Canada

Canada

Flag of Canada image courtesy of 4 International Flags.

Collection: J & P Coats (GUAS Ref: UGD 199)

With its foundations in the small mill established by James Coats in Ferguslie, Paisley in the late 1820s, J & P Coats became one of the world’s leading thread manufacturers.  Following the retirement of James Coats in 1830, the firm developed rapidly as James’ sons, James junior, Peter and Thomas took on control.

The company quickly established a market within the USA, the superior quality of Coats’ thread making it extremely popular.  In addition to developing the Ferguslie Mills in Paisley, the J & P Coats built mills in the USA at Pawtucket, Rhode Island State, in Canada at Montreal and throughout Europe in Russia, Germany, Austria, Hungary and Spain. 

This image is of the J & P Coats’ mill in Montreal, Canada, which came into production in 1903.  (GUAS Ref: UGD 199.  Copyright reserved.)

At the beginning of the twentieth century the company, from its headquarters in Glasgow, oversaw the operations of its 21,000 employees in 17 production centres, 60 branch houses and 150 selling depots throughout the world.  The company continued to trade and develop throughout the twentieth century, becoming Coats Paton, then Coats Viyella before being renamed Coats plc in 2001.

This image is of the J & P Coats’ mill in Montreal which came into production in 1903.

For further information on the Coats Viyella plc archive, please see the online catalogue.

Collection: Miss Donaldson (GUAS Ref: ACCN 1821/1/6)

The Canadian Pacific Line operated as part of the Canadian Pacific Railway Co, which was established in 1881 to provide a means of transportation between east and west Canada.  By 1885, the first railway across Canada, from Ontario to British Columbia was complete.

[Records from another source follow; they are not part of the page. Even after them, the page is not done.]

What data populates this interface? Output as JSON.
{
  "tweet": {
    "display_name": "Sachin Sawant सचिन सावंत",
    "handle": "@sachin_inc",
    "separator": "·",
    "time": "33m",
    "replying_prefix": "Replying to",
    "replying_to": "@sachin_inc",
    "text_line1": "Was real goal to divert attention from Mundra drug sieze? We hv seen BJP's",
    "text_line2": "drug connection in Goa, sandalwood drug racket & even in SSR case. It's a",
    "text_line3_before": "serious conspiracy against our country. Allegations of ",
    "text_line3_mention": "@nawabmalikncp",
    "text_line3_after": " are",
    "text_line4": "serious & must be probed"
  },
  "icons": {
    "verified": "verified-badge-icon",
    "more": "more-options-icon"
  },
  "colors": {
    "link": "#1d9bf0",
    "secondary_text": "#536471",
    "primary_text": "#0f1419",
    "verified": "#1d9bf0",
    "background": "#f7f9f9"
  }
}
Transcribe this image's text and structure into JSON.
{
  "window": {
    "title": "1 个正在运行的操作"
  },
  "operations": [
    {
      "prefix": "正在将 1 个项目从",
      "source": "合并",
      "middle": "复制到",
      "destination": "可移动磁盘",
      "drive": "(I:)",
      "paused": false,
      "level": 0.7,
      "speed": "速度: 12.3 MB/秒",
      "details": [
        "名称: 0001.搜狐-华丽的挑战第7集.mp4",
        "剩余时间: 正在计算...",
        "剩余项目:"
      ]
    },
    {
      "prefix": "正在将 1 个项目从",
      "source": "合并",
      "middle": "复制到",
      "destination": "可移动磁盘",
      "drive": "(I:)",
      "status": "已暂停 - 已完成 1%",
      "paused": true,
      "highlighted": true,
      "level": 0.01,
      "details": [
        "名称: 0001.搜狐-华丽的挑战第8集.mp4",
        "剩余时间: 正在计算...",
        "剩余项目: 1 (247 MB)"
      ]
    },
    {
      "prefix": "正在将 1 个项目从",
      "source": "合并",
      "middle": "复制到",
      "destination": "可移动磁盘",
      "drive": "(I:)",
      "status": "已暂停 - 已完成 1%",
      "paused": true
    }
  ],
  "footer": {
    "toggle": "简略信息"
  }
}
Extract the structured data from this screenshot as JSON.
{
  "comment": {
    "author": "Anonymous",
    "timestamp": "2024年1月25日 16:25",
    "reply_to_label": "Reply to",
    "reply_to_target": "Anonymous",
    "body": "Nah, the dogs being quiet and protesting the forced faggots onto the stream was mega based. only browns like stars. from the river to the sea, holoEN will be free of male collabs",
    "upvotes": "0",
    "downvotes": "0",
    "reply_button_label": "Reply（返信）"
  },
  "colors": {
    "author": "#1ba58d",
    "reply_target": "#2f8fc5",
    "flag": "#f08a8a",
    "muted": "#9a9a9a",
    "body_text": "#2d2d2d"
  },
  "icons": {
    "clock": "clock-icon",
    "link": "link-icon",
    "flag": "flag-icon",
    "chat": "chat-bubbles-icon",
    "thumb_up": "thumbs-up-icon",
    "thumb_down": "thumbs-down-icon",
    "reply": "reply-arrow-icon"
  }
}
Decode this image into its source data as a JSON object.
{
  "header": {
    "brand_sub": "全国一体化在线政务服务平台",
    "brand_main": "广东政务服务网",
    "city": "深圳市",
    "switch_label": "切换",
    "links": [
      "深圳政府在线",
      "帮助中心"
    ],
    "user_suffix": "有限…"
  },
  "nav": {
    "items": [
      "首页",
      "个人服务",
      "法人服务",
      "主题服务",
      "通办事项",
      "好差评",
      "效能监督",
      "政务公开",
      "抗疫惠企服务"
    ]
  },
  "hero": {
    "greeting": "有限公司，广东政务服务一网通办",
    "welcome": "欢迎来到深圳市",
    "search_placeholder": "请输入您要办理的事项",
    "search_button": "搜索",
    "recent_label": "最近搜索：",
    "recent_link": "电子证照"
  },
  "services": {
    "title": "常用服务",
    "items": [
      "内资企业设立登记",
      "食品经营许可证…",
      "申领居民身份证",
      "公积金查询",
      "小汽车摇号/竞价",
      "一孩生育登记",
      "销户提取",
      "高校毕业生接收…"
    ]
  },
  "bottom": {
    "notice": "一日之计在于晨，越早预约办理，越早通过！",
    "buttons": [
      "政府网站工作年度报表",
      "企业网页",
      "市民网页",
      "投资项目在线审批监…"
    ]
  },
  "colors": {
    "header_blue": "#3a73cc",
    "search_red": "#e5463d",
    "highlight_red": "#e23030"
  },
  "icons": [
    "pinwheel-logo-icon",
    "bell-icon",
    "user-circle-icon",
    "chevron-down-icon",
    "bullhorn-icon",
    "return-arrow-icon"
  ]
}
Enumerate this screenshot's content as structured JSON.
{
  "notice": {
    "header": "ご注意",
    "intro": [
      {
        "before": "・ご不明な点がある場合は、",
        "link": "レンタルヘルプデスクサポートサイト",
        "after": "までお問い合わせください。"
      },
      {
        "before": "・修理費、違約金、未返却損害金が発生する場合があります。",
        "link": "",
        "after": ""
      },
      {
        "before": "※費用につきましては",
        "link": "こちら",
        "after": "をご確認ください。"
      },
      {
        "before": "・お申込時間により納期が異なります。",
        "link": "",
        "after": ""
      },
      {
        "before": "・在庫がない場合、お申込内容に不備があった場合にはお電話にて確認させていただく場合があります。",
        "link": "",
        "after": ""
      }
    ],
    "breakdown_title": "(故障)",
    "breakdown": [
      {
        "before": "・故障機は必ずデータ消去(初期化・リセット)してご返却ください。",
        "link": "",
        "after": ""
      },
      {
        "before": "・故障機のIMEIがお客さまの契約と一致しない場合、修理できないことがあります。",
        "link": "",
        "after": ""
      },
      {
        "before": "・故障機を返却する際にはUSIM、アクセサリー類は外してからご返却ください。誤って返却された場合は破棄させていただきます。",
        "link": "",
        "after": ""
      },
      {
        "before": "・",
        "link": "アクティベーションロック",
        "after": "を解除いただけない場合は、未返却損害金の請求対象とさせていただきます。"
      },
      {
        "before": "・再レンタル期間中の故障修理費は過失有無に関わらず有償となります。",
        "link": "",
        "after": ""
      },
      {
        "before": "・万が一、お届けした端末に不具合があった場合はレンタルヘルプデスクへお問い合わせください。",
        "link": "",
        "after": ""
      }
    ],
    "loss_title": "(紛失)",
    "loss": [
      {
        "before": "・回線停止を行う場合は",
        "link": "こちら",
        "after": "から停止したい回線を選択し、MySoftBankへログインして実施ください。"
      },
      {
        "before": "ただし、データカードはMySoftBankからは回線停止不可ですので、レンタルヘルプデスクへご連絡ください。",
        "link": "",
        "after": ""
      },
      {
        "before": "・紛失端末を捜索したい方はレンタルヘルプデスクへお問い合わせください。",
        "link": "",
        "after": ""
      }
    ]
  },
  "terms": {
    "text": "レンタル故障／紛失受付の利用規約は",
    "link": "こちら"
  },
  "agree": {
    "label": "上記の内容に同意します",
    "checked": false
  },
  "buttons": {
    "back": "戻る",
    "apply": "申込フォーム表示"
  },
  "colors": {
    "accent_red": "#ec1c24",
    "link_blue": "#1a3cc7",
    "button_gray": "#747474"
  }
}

The company quickly diversified, and by the end of the nineteenth century operated a steamship service operating in the Great Lakes and on transatlantic routes and was involved in the tourist trade with hotels across the country.  This diversification made it possible to travel from Britain to Hong Kong using only the Canadian Pacific Railway’s liners, trains and hotels.  The diversification continued in the twenty-first century with the development of Canadian Pacific Airlines.

This image is the front cover of the elegantly designed programme for the programme of events on board the Canadian Pacific Line ship Empress of Britain, 22nd August 1957.  This item is taken from the papers of Miss Donaldson who sailed on the Canadian Pacific Line.  (GUAS Ref: ACCN 1821/1/6. Copyright reserved.)

This item is taken from the papers of Miss Donaldson who sailed on the Canadian Pacific Line.  The Canadian Pacific Line’s ships were christened with the prefix Empress, and became world-famous for their luxury and speed.  This is the elegantly designed programme for the programme of events on board the Empress of Britain on 22nd August 1957.

This image details the programme of events on board the Canadian Pacific Line ship Empress of Britain, 22nd August 1957.  This item is taken from the papers of Miss Donaldson who sailed on the Canadian Pacific Line.  (GUAS Ref: ACCN 1821/1/6. Copyright reserved.) (GUAS Ref: ACCN 1821/1/6. Copyright reserved.)